How to complete this task
Print the listing below verbatim, passing over each picture.

====== Given data ======

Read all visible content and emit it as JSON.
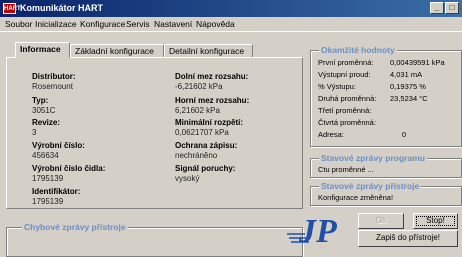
{
  "window": {
    "title": "Komunikátor HART",
    "icon_text": "HART"
  },
  "menu": [
    "Soubor",
    "Inicializace",
    "Konfigurace",
    "Servis",
    "Nastavení",
    "Nápověda"
  ],
  "tabs": [
    {
      "label": "Informace",
      "active": true
    },
    {
      "label": "Základní konfigurace",
      "active": false
    },
    {
      "label": "Detailní konfigurace",
      "active": false
    }
  ],
  "info": {
    "left": [
      {
        "label": "Distributor:",
        "value": "Rosemount"
      },
      {
        "label": "Typ:",
        "value": "3051C"
      },
      {
        "label": "Revize:",
        "value": "3"
      },
      {
        "label": "Výrobní číslo:",
        "value": "456634"
      },
      {
        "label": "Výrobní číslo čidla:",
        "value": "1795139"
      },
      {
        "label": "Identifikátor:",
        "value": "1795139"
      }
    ],
    "right": [
      {
        "label": "Dolní mez rozsahu:",
        "value": "-6,21602 kPa"
      },
      {
        "label": "Horní mez rozsahu:",
        "value": "6,21602 kPa"
      },
      {
        "label": "Minimální rozpětí:",
        "value": "0,0621707 kPa"
      },
      {
        "label": "Ochrana zápisu:",
        "value": "nechráněno"
      },
      {
        "label": "Signál poruchy:",
        "value": "vysoký"
      }
    ]
  },
  "device_messages": {
    "title": "Chybové zprávy přístroje"
  },
  "instant_values": {
    "title": "Okamžité hodnoty",
    "rows": [
      {
        "label": "První proměnná:",
        "value": "0,00439591 kPa"
      },
      {
        "label": "Výstupní proud:",
        "value": "4,031 mA"
      },
      {
        "label": "% Výstupu:",
        "value": "0,19375 %"
      },
      {
        "label": "Druhá proměnná:",
        "value": "23,5234 °C"
      },
      {
        "label": "Třetí proměnná:",
        "value": ""
      },
      {
        "label": "Čtvrtá proměnná:",
        "value": ""
      },
      {
        "label": "Adresa:",
        "value": "0"
      }
    ]
  },
  "program_status": {
    "title": "Stavové zprávy programu",
    "text": "Ctu proměnné ..."
  },
  "device_status": {
    "title": "Stavové zprávy přístroje",
    "text": "Konfigurace změněna!"
  },
  "buttons": {
    "start": "Ok",
    "stop": "Stop!",
    "write": "Zapiš do přístroje!"
  },
  "logo": {
    "text": "JP",
    "color": "#1f4fa8"
  }
}
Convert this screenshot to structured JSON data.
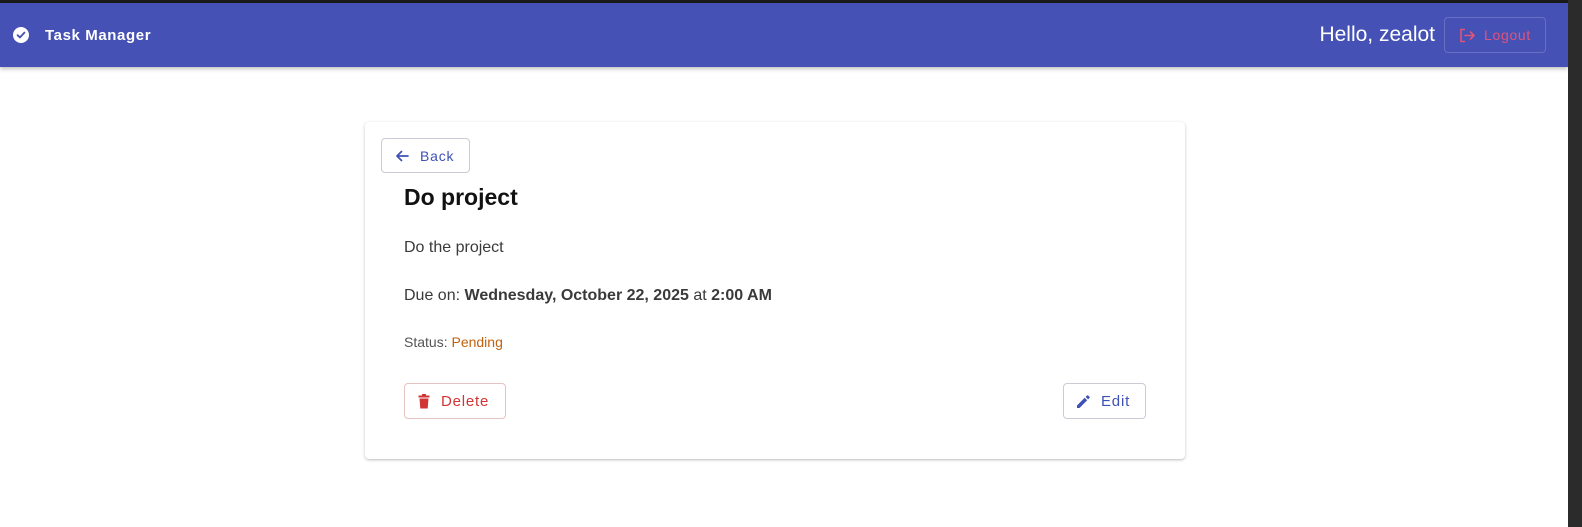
{
  "appbar": {
    "title": "Task Manager",
    "greeting": "Hello, zealot",
    "logout_label": "Logout",
    "color": "#4551b5"
  },
  "task": {
    "back_label": "Back",
    "title": "Do project",
    "description": "Do the project",
    "due_prefix": "Due on:",
    "due_date": "Wednesday, October 22, 2025",
    "due_at": "at",
    "due_time": "2:00 AM",
    "status_label": "Status:",
    "status_value": "Pending",
    "delete_label": "Delete",
    "edit_label": "Edit"
  },
  "icons": {
    "brand": "check-circle-icon",
    "logout": "logout-icon",
    "back": "arrow-left-icon",
    "delete": "trash-icon",
    "edit": "pencil-icon"
  },
  "colors": {
    "primary": "#3f51b5",
    "danger": "#d23434",
    "pending": "#c0620f",
    "logout": "#e0547a"
  }
}
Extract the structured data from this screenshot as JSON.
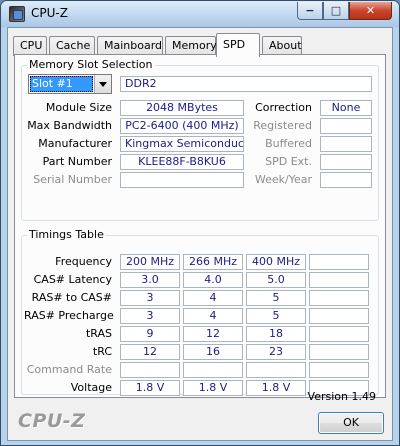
{
  "window": {
    "title": "CPU-Z",
    "minimize": "−",
    "maximize": "□",
    "close": "✕"
  },
  "tabs": [
    {
      "label": "CPU"
    },
    {
      "label": "Cache"
    },
    {
      "label": "Mainboard"
    },
    {
      "label": "Memory"
    },
    {
      "label": "SPD",
      "active": true
    },
    {
      "label": "About"
    }
  ],
  "slot_section": {
    "title": "Memory Slot Selection",
    "slot_value": "Slot #1",
    "memory_type": "DDR2",
    "labels": {
      "module_size": "Module Size",
      "max_bandwidth": "Max Bandwidth",
      "manufacturer": "Manufacturer",
      "part_number": "Part Number",
      "serial_number": "Serial Number",
      "correction": "Correction",
      "registered": "Registered",
      "buffered": "Buffered",
      "spd_ext": "SPD Ext.",
      "week_year": "Week/Year"
    },
    "values": {
      "module_size": "2048 MBytes",
      "max_bandwidth": "PC2-6400 (400 MHz)",
      "manufacturer": "Kingmax Semiconductor",
      "part_number": "KLEE88F-B8KU6",
      "serial_number": "",
      "correction": "None",
      "registered": "",
      "buffered": "",
      "spd_ext": "",
      "week_year": ""
    }
  },
  "timings": {
    "title": "Timings Table",
    "rows": [
      {
        "label": "Frequency",
        "dim": false,
        "values": [
          "200 MHz",
          "266 MHz",
          "400 MHz",
          ""
        ]
      },
      {
        "label": "CAS# Latency",
        "dim": false,
        "values": [
          "3.0",
          "4.0",
          "5.0",
          ""
        ]
      },
      {
        "label": "RAS# to CAS#",
        "dim": false,
        "values": [
          "3",
          "4",
          "5",
          ""
        ]
      },
      {
        "label": "RAS# Precharge",
        "dim": false,
        "values": [
          "3",
          "4",
          "5",
          ""
        ]
      },
      {
        "label": "tRAS",
        "dim": false,
        "values": [
          "9",
          "12",
          "18",
          ""
        ]
      },
      {
        "label": "tRC",
        "dim": false,
        "values": [
          "12",
          "16",
          "23",
          ""
        ]
      },
      {
        "label": "Command Rate",
        "dim": true,
        "values": [
          "",
          "",
          "",
          ""
        ]
      },
      {
        "label": "Voltage",
        "dim": false,
        "values": [
          "1.8 V",
          "1.8 V",
          "1.8 V",
          ""
        ]
      }
    ]
  },
  "footer": {
    "version": "Version 1.49",
    "brand": "CPU-Z",
    "ok_label": "OK"
  }
}
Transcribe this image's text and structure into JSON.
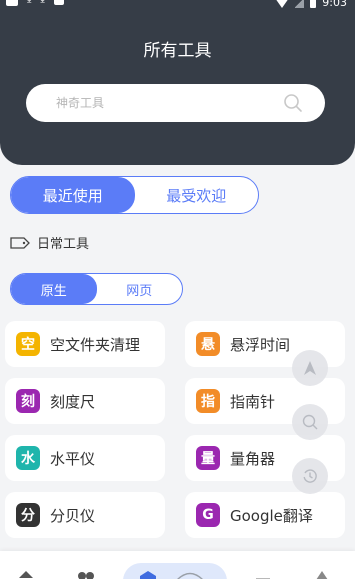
{
  "status": {
    "time": "9:03"
  },
  "header": {
    "title": "所有工具"
  },
  "search": {
    "placeholder": "神奇工具"
  },
  "tabs": [
    {
      "label": "最近使用",
      "active": true
    },
    {
      "label": "最受欢迎",
      "active": false
    }
  ],
  "category": {
    "label": "日常工具"
  },
  "subtabs": [
    {
      "label": "原生",
      "active": true
    },
    {
      "label": "网页",
      "active": false
    }
  ],
  "tools": [
    {
      "badge": "空",
      "label": "空文件夹清理",
      "color": "#f4b400"
    },
    {
      "badge": "悬",
      "label": "悬浮时间",
      "color": "#f28c28"
    },
    {
      "badge": "刻",
      "label": "刻度尺",
      "color": "#9b27b0"
    },
    {
      "badge": "指",
      "label": "指南针",
      "color": "#f28c28"
    },
    {
      "badge": "水",
      "label": "水平仪",
      "color": "#1fb5ac"
    },
    {
      "badge": "量",
      "label": "量角器",
      "color": "#9b27b0"
    },
    {
      "badge": "分",
      "label": "分贝仪",
      "color": "#333333"
    },
    {
      "badge": "G",
      "label": "Google翻译",
      "color": "#9b27b0"
    }
  ],
  "colors": {
    "accent": "#5b7cf7",
    "header": "#363d47"
  }
}
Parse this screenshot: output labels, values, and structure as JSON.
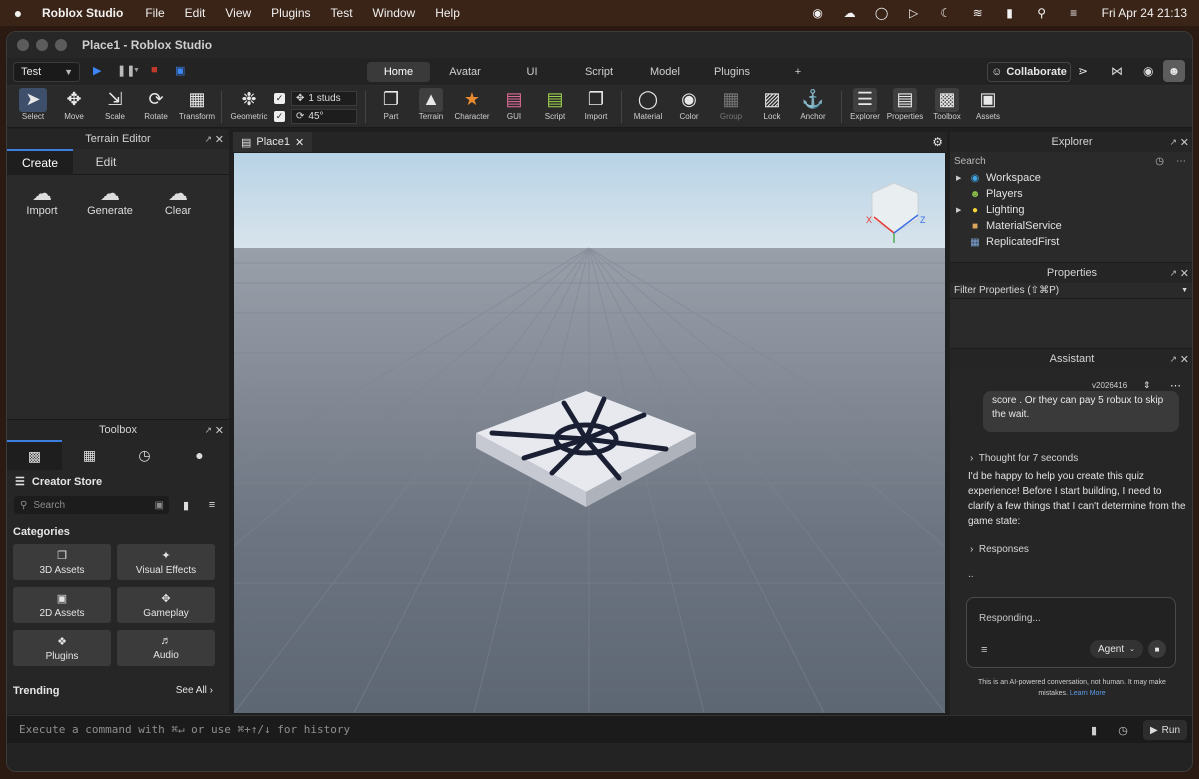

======

Solved problem
Read all visible content and emit it as JSON.
{
  "window": {
    "title": "Komunikátor HART",
    "icon_text": "HART"
  },
  "menu": [
    "Soubor",
    "Inicializace",
    "Konfigurace",
    "Servis",
    "Nastavení",
    "Nápověda"
  ],
  "tabs": [
    {
      "label": "Informace",
      "active": true
    },
    {
      "label": "Základní konfigurace",
      "active": false
    },
    {
      "label": "Detailní konfigurace",
      "active": false
    }
  ],
  "info": {
    "left": [
      {
        "label": "Distributor:",
        "value": "Rosemount"
      },
      {
        "label": "Typ:",
        "value": "3051C"
      },
      {
        "label": "Revize:",
        "value": "3"
      },
      {
        "label": "Výrobní číslo:",
        "value": "456634"
      },
      {
        "label": "Výrobní číslo čidla:",
        "value": "1795139"
      },
      {
        "label": "Identifikátor:",
        "value": "1795139"
      }
    ],
    "right": [
      {
        "label": "Dolní mez rozsahu:",
        "value": "-6,21602 kPa"
      },
      {
        "label": "Horní mez rozsahu:",
        "value": "6,21602 kPa"
      },
      {
        "label": "Minimální rozpětí:",
        "value": "0,0621707 kPa"
      },
      {
        "label": "Ochrana zápisu:",
        "value": "nechráněno"
      },
      {
        "label": "Signál poruchy:",
        "value": "vysoký"
      }
    ]
  },
  "device_messages": {
    "title": "Chybové zprávy přístroje"
  },
  "instant_values": {
    "title": "Okamžité hodnoty",
    "rows": [
      {
        "label": "První proměnná:",
        "value": "0,00439591 kPa"
      },
      {
        "label": "Výstupní proud:",
        "value": "4,031 mA"
      },
      {
        "label": "% Výstupu:",
        "value": "0,19375 %"
      },
      {
        "label": "Druhá proměnná:",
        "value": "23,5234 °C"
      },
      {
        "label": "Třetí proměnná:",
        "value": ""
      },
      {
        "label": "Čtvrtá proměnná:",
        "value": ""
      },
      {
        "label": "Adresa:",
        "value": "0"
      }
    ]
  },
  "program_status": {
    "title": "Stavové zprávy programu",
    "text": "Ctu proměnné ..."
  },
  "device_status": {
    "title": "Stavové zprávy přístroje",
    "text": "Konfigurace změněna!"
  },
  "buttons": {
    "start": "Ok",
    "stop": "Stop!",
    "write": "Zapiš do přístroje!"
  },
  "logo": {
    "text": "JP",
    "color": "#1f4fa8"
  }
}
Convert this screenshot to structured JSON data.
{
  "appbar": {
    "title": "Task Manager",
    "greeting": "Hello, zealot",
    "logout_label": "Logout",
    "color": "#4551b5"
  },
  "task": {
    "back_label": "Back",
    "title": "Do project",
    "description": "Do the project",
    "due_prefix": "Due on:",
    "due_date": "Wednesday, October 22, 2025",
    "due_at": "at",
    "due_time": "2:00 AM",
    "status_label": "Status:",
    "status_value": "Pending",
    "delete_label": "Delete",
    "edit_label": "Edit"
  },
  "icons": {
    "brand": "check-circle-icon",
    "logout": "logout-icon",
    "back": "arrow-left-icon",
    "delete": "trash-icon",
    "edit": "pencil-icon"
  },
  "colors": {
    "primary": "#3f51b5",
    "danger": "#d23434",
    "pending": "#c0620f",
    "logout": "#e0547a"
  }
}
Extract the structured data from this screenshot as JSON.
{
  "window": {
    "title": "CPU-Z",
    "minimize": "−",
    "maximize": "□",
    "close": "✕"
  },
  "tabs": [
    {
      "label": "CPU"
    },
    {
      "label": "Cache"
    },
    {
      "label": "Mainboard"
    },
    {
      "label": "Memory"
    },
    {
      "label": "SPD",
      "active": true
    },
    {
      "label": "About"
    }
  ],
  "slot_section": {
    "title": "Memory Slot Selection",
    "slot_value": "Slot #1",
    "memory_type": "DDR2",
    "labels": {
      "module_size": "Module Size",
      "max_bandwidth": "Max Bandwidth",
      "manufacturer": "Manufacturer",
      "part_number": "Part Number",
      "serial_number": "Serial Number",
      "correction": "Correction",
      "registered": "Registered",
      "buffered": "Buffered",
      "spd_ext": "SPD Ext.",
      "week_year": "Week/Year"
    },
    "values": {
      "module_size": "2048 MBytes",
      "max_bandwidth": "PC2-6400 (400 MHz)",
      "manufacturer": "Kingmax Semiconductor",
      "part_number": "KLEE88F-B8KU6",
      "serial_number": "",
      "correction": "None",
      "registered": "",
      "buffered": "",
      "spd_ext": "",
      "week_year": ""
    }
  },
  "timings": {
    "title": "Timings Table",
    "rows": [
      {
        "label": "Frequency",
        "dim": false,
        "values": [
          "200 MHz",
          "266 MHz",
          "400 MHz",
          ""
        ]
      },
      {
        "label": "CAS# Latency",
        "dim": false,
        "values": [
          "3.0",
          "4.0",
          "5.0",
          ""
        ]
      },
      {
        "label": "RAS# to CAS#",
        "dim": false,
        "values": [
          "3",
          "4",
          "5",
          ""
        ]
      },
      {
        "label": "RAS# Precharge",
        "dim": false,
        "values": [
          "3",
          "4",
          "5",
          ""
        ]
      },
      {
        "label": "tRAS",
        "dim": false,
        "values": [
          "9",
          "12",
          "18",
          ""
        ]
      },
      {
        "label": "tRC",
        "dim": false,
        "values": [
          "12",
          "16",
          "23",
          ""
        ]
      },
      {
        "label": "Command Rate",
        "dim": true,
        "values": [
          "",
          "",
          "",
          ""
        ]
      },
      {
        "label": "Voltage",
        "dim": false,
        "values": [
          "1.8 V",
          "1.8 V",
          "1.8 V",
          ""
        ]
      }
    ]
  },
  "footer": {
    "version": "Version 1.49",
    "brand": "CPU-Z",
    "ok_label": "OK"
  }
}
Transcribe this image's text and structure into JSON.
{
  "status": {
    "time": "9:03"
  },
  "header": {
    "title": "所有工具"
  },
  "search": {
    "placeholder": "神奇工具"
  },
  "tabs": [
    {
      "label": "最近使用",
      "active": true
    },
    {
      "label": "最受欢迎",
      "active": false
    }
  ],
  "category": {
    "label": "日常工具"
  },
  "subtabs": [
    {
      "label": "原生",
      "active": true
    },
    {
      "label": "网页",
      "active": false
    }
  ],
  "tools": [
    {
      "badge": "空",
      "label": "空文件夹清理",
      "color": "#f4b400"
    },
    {
      "badge": "悬",
      "label": "悬浮时间",
      "color": "#f28c28"
    },
    {
      "badge": "刻",
      "label": "刻度尺",
      "color": "#9b27b0"
    },
    {
      "badge": "指",
      "label": "指南针",
      "color": "#f28c28"
    },
    {
      "badge": "水",
      "label": "水平仪",
      "color": "#1fb5ac"
    },
    {
      "badge": "量",
      "label": "量角器",
      "color": "#9b27b0"
    },
    {
      "badge": "分",
      "label": "分贝仪",
      "color": "#333333"
    },
    {
      "badge": "G",
      "label": "Google翻译",
      "color": "#9b27b0"
    }
  ],
  "colors": {
    "accent": "#5b7cf7",
    "header": "#363d47"
  }
}
Parse this screenshot: output labels, values, and structure as JSON.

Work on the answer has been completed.